▶ BRIEF
Find every line below that contains the word "Kind" and copy it out.

RECORDS PROVIDED: Begin

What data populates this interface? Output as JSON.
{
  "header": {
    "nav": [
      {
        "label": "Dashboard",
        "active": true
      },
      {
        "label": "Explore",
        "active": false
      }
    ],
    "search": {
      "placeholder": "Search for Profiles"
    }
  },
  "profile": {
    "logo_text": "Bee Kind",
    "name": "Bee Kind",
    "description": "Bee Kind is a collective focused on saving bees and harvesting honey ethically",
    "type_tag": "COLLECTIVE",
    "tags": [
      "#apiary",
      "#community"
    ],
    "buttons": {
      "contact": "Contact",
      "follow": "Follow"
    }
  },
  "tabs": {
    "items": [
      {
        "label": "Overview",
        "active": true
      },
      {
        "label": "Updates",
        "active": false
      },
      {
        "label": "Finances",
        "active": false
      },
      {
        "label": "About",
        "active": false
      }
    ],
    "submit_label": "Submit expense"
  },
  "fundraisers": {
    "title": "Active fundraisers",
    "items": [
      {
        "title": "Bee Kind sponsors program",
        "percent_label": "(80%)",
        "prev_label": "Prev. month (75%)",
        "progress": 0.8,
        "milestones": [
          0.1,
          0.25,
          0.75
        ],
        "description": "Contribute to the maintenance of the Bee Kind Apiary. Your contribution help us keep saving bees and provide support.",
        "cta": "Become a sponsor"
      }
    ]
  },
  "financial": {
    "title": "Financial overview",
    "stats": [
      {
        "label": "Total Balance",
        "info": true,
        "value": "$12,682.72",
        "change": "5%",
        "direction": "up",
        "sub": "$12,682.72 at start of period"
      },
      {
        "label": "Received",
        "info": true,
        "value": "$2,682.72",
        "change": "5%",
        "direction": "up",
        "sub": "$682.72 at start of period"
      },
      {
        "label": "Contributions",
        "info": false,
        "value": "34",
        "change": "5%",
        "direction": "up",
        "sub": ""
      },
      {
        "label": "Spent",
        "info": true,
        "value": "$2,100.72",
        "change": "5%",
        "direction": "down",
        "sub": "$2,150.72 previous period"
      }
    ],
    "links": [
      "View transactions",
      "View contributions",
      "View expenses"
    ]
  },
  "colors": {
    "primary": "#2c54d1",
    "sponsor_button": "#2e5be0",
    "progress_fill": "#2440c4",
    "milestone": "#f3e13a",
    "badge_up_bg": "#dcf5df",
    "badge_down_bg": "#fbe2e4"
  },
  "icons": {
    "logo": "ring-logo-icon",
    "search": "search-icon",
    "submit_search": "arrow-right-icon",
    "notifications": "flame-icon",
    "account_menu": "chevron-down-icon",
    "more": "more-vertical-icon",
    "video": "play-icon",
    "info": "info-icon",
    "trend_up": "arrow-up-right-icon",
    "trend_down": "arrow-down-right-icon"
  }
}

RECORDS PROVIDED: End

▶ REPLY
    "logo_text": "Bee Kind",
    "name": "Bee Kind",
    "description": "Bee Kind is a collective focused on saving bees and harvesting honey ethically",
        "title": "Bee Kind sponsors program",
        "description": "Contribute to the maintenance of the Bee Kind Apiary. Your contribution help us keep saving bees and provide support.",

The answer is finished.